Officials want $10 million fertilizer plant commitment
URBANA — Now thinking they can get at least $2.3 million in new revenue annually, Urbana & Champaign Sanitary District officials continue to work toward a contract with a proposed Tuscola fertilizer plant for the sale of the district's treated wastewater.
According to proposed contract terms the district presented to its board of trustees on Monday, officials would seek a $1 per 1,000 gallons rate and a minimum $10 million commitment from the plant to cover construction costs associated with providing 6.3 million gallons per day of wastewater.
Illinois and Iowa are in a bidding war to attract Cronus Chemical, and a site near Tuscola is a leading contender. Officials have said that the $1.2 billion plant could produce roughly 1,500 construction jobs during the 36-month building project, and the Cronus plant would provide about 150 permanent full-time jobs.
The urea-based fertilizer producer would need the 6.3 million gallons of water per day in its manufacturing process, and Cronus Chemical has asked the Urbana & Champaign Sanitary District for a direct flow of treated wastewater instead of drawing clean drinking water. The sanitary district cleans about 20 million to 25 million gallons of sewage per day, and it discharges the treated wastewater into local streams.
Environmentalists have been vocal about the plan. They worry that the diversion of effluent to the plant instead of into local streams could hurt wildlife and recreational activities in the waterways. The sanitary district is working toward contract terms that ensure it would be able to provide a minimum daily flow to maintain adequate stream levels.
University of Illinois Professor Clark Bullard told the board on Thursday that he is worried the district's commitments to Cronus would overshadow efforts to conserve drinking water during the next 20 years, the proposed term of the contract. As people use less water, there would be less of it available to sell to Cronus.
But sanitary district Executive Director Rick Manner said he does not expect that to be a problem. He said that, even with water rates rising and water conservation becoming more popular, the amount of sewage the district processes has continued to rise.
Further, Manner said the deal with Cronus could actually enable the district to guarantee adequate flow to Cronus and to local streams even in times of extreme drought. With the money the district would have on guarantee from Cronus, it could build a 50 million-gallon storage lagoon to serve its needs when flows are low.
The district plans to discharge at least 1.5 million gallons of water per day to the Copper Slough and at least 4.5 million gallons to the Saline Branch before it starts sending water via pipeline to Cronus.
The district could also build a pump station and alter its sewers with part of the $10 million Cronus guarantee — work that the district had planned to do with or without the Cronus deal. Manner described it as "being paid for work we need and want to do anyway."
"This is very much financially in the best interest of the district," Manner said. "It's not even a very close call."
Board members have said the new revenue it would get from Cronus Chemical would not necessarily enable the district to lower the wastewater rates it charges to residents, but it very likely would offset the need for increases in the future. The board is scheduled to vote on the proposed contract terms during a meeting on Thursday.

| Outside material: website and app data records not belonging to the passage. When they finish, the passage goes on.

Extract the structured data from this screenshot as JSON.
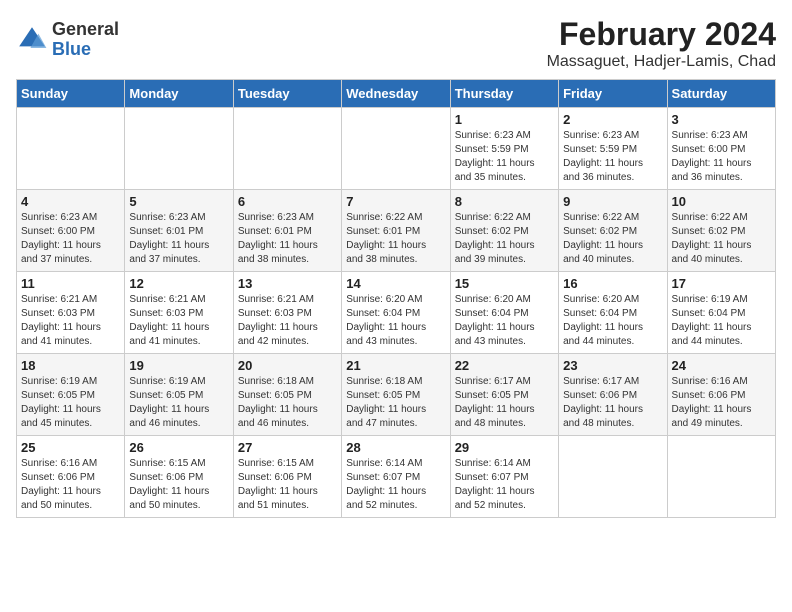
{
  "header": {
    "logo_general": "General",
    "logo_blue": "Blue",
    "title": "February 2024",
    "subtitle": "Massaguet, Hadjer-Lamis, Chad"
  },
  "days_of_week": [
    "Sunday",
    "Monday",
    "Tuesday",
    "Wednesday",
    "Thursday",
    "Friday",
    "Saturday"
  ],
  "weeks": [
    [
      {
        "day": "",
        "info": ""
      },
      {
        "day": "",
        "info": ""
      },
      {
        "day": "",
        "info": ""
      },
      {
        "day": "",
        "info": ""
      },
      {
        "day": "1",
        "info": "Sunrise: 6:23 AM\nSunset: 5:59 PM\nDaylight: 11 hours\nand 35 minutes."
      },
      {
        "day": "2",
        "info": "Sunrise: 6:23 AM\nSunset: 5:59 PM\nDaylight: 11 hours\nand 36 minutes."
      },
      {
        "day": "3",
        "info": "Sunrise: 6:23 AM\nSunset: 6:00 PM\nDaylight: 11 hours\nand 36 minutes."
      }
    ],
    [
      {
        "day": "4",
        "info": "Sunrise: 6:23 AM\nSunset: 6:00 PM\nDaylight: 11 hours\nand 37 minutes."
      },
      {
        "day": "5",
        "info": "Sunrise: 6:23 AM\nSunset: 6:01 PM\nDaylight: 11 hours\nand 37 minutes."
      },
      {
        "day": "6",
        "info": "Sunrise: 6:23 AM\nSunset: 6:01 PM\nDaylight: 11 hours\nand 38 minutes."
      },
      {
        "day": "7",
        "info": "Sunrise: 6:22 AM\nSunset: 6:01 PM\nDaylight: 11 hours\nand 38 minutes."
      },
      {
        "day": "8",
        "info": "Sunrise: 6:22 AM\nSunset: 6:02 PM\nDaylight: 11 hours\nand 39 minutes."
      },
      {
        "day": "9",
        "info": "Sunrise: 6:22 AM\nSunset: 6:02 PM\nDaylight: 11 hours\nand 40 minutes."
      },
      {
        "day": "10",
        "info": "Sunrise: 6:22 AM\nSunset: 6:02 PM\nDaylight: 11 hours\nand 40 minutes."
      }
    ],
    [
      {
        "day": "11",
        "info": "Sunrise: 6:21 AM\nSunset: 6:03 PM\nDaylight: 11 hours\nand 41 minutes."
      },
      {
        "day": "12",
        "info": "Sunrise: 6:21 AM\nSunset: 6:03 PM\nDaylight: 11 hours\nand 41 minutes."
      },
      {
        "day": "13",
        "info": "Sunrise: 6:21 AM\nSunset: 6:03 PM\nDaylight: 11 hours\nand 42 minutes."
      },
      {
        "day": "14",
        "info": "Sunrise: 6:20 AM\nSunset: 6:04 PM\nDaylight: 11 hours\nand 43 minutes."
      },
      {
        "day": "15",
        "info": "Sunrise: 6:20 AM\nSunset: 6:04 PM\nDaylight: 11 hours\nand 43 minutes."
      },
      {
        "day": "16",
        "info": "Sunrise: 6:20 AM\nSunset: 6:04 PM\nDaylight: 11 hours\nand 44 minutes."
      },
      {
        "day": "17",
        "info": "Sunrise: 6:19 AM\nSunset: 6:04 PM\nDaylight: 11 hours\nand 44 minutes."
      }
    ],
    [
      {
        "day": "18",
        "info": "Sunrise: 6:19 AM\nSunset: 6:05 PM\nDaylight: 11 hours\nand 45 minutes."
      },
      {
        "day": "19",
        "info": "Sunrise: 6:19 AM\nSunset: 6:05 PM\nDaylight: 11 hours\nand 46 minutes."
      },
      {
        "day": "20",
        "info": "Sunrise: 6:18 AM\nSunset: 6:05 PM\nDaylight: 11 hours\nand 46 minutes."
      },
      {
        "day": "21",
        "info": "Sunrise: 6:18 AM\nSunset: 6:05 PM\nDaylight: 11 hours\nand 47 minutes."
      },
      {
        "day": "22",
        "info": "Sunrise: 6:17 AM\nSunset: 6:05 PM\nDaylight: 11 hours\nand 48 minutes."
      },
      {
        "day": "23",
        "info": "Sunrise: 6:17 AM\nSunset: 6:06 PM\nDaylight: 11 hours\nand 48 minutes."
      },
      {
        "day": "24",
        "info": "Sunrise: 6:16 AM\nSunset: 6:06 PM\nDaylight: 11 hours\nand 49 minutes."
      }
    ],
    [
      {
        "day": "25",
        "info": "Sunrise: 6:16 AM\nSunset: 6:06 PM\nDaylight: 11 hours\nand 50 minutes."
      },
      {
        "day": "26",
        "info": "Sunrise: 6:15 AM\nSunset: 6:06 PM\nDaylight: 11 hours\nand 50 minutes."
      },
      {
        "day": "27",
        "info": "Sunrise: 6:15 AM\nSunset: 6:06 PM\nDaylight: 11 hours\nand 51 minutes."
      },
      {
        "day": "28",
        "info": "Sunrise: 6:14 AM\nSunset: 6:07 PM\nDaylight: 11 hours\nand 52 minutes."
      },
      {
        "day": "29",
        "info": "Sunrise: 6:14 AM\nSunset: 6:07 PM\nDaylight: 11 hours\nand 52 minutes."
      },
      {
        "day": "",
        "info": ""
      },
      {
        "day": "",
        "info": ""
      }
    ]
  ]
}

The proposed terms are not the final deal, only a guide as officials from both parties begin to negotiate. The district would also need to secure financing and Illinois EPA permits for construction projects associated with the deal, and Cronus would need to secure right of way for a pipeline from Tuscola to Champaign before the transfer could begin.
Board member Jerry Lyke said this topic has gathered more public interest than any other since he has been on the sanitary board, and he plans to support the proposed contract terms.
"This is certainly an opportunity for ratepayers, let alone for jobs," Lyke said.